Instead, commissioners scheduled a work session Monday afternoon to consider Lawing’s recommended $627.4 million spending plan that includes school funding among other county services.

At the outset of Thursday’s meeting, the board tabled another major topic that had been on the evening’s agenda — providing money for the Cure Violence initiative to help Greensboro neighborhoods plagued by violent crime.

Based in Chicago, the nonprofit Cure Violence group relies on techniques to thwart assaults and killings that are similar to strategies that physicians use in fighting epidemic diseases.

Group leaders work as mediators to identify a community’s most violent offenders, then help them turn their lives around and away from violent lifestyles.

Commissioner Melvin “Skip” Alston, who is a major advocate for the program, distributed violent crime statistics for 2018 and this year from the Greensboro Police Department and said he hoped the data would help his fellow commissioners focus on the need for such anti-violence measures.

Alston said the figures showed the majority of homicide victims were African American.

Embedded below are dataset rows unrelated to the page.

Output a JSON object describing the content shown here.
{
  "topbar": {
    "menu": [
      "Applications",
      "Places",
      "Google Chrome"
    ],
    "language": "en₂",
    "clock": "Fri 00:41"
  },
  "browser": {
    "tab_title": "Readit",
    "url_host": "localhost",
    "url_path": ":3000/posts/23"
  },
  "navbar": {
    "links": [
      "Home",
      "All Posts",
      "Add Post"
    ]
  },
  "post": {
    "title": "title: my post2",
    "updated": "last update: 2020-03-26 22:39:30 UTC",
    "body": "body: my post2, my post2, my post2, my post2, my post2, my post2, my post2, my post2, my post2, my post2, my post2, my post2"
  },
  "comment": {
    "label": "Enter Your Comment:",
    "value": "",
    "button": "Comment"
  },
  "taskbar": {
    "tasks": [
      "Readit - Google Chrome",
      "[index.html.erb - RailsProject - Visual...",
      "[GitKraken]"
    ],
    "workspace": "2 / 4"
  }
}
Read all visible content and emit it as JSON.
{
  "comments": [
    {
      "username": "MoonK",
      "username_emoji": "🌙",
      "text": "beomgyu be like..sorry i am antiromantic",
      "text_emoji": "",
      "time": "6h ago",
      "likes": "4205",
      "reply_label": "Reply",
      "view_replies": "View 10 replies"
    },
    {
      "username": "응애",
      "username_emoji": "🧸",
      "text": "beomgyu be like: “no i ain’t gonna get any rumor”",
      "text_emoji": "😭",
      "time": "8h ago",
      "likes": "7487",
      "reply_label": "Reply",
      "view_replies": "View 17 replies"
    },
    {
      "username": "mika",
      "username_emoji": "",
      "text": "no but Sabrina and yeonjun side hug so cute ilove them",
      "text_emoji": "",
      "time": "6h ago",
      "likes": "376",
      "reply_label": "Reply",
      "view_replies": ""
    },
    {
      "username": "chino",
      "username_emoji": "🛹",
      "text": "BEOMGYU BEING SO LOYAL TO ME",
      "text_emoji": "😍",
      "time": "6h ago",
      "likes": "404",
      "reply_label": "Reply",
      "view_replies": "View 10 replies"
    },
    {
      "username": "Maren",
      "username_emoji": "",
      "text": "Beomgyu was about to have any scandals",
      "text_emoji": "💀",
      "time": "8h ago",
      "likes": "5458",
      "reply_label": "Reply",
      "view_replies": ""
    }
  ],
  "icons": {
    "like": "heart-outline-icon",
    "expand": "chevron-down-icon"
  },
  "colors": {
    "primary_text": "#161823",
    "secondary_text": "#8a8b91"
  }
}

For example, the report showed that in 2018, black residents accounted for 32 of Greensboro’s 35 homicide victims, he said — 91 percent of the victims.

In other action Thursday, the commissioners:

  • Approved next year’s budget of just more than $7 million for the Greensboro/Guilford Tourism Development Authority, which promotes the hospitality industry and travel to the area.

The authority receives much of its revenue from Guilford’s 3% occupancy tax, which makes the county government financially responsible for the group. Because of that, the commissioners must approve the authority’s annual budget before it can take effect.

  • Authorized $1.8 million to replace an HVAC system that heats, cools and ventilates Guilford’s public health building on East Green Drive in High Point.

The board awarded the contract to low bidder H.M. Kern Corp. of Greensboro. County staff said the building’s existing HVAC equipment is about 35 years old and “past its expected service life.”

  • Set aside an additional $5 million in the county’s current budget to cover higher-than-expected expenses from the county employee health plan. The board recently heard reports from insurance advisers about the need for revisions to rein in the plan’s increasing costs.
  • Gave the go-ahead on a $434,000 contract with Wake Forest University to continue a joint project with Guilford public health officials who are researching treatment for resistant forms of the venereal disease gonorrhea.

Money for the project comes from a grant awarded by the state Department of Health and Human Services.

  • Extended by one year a $162,000 contract with WellPath to provide medical care for youth being held at the Guilford Juvenile Detention Center.

WellPath has provided services under contract at the detention center since July 2014.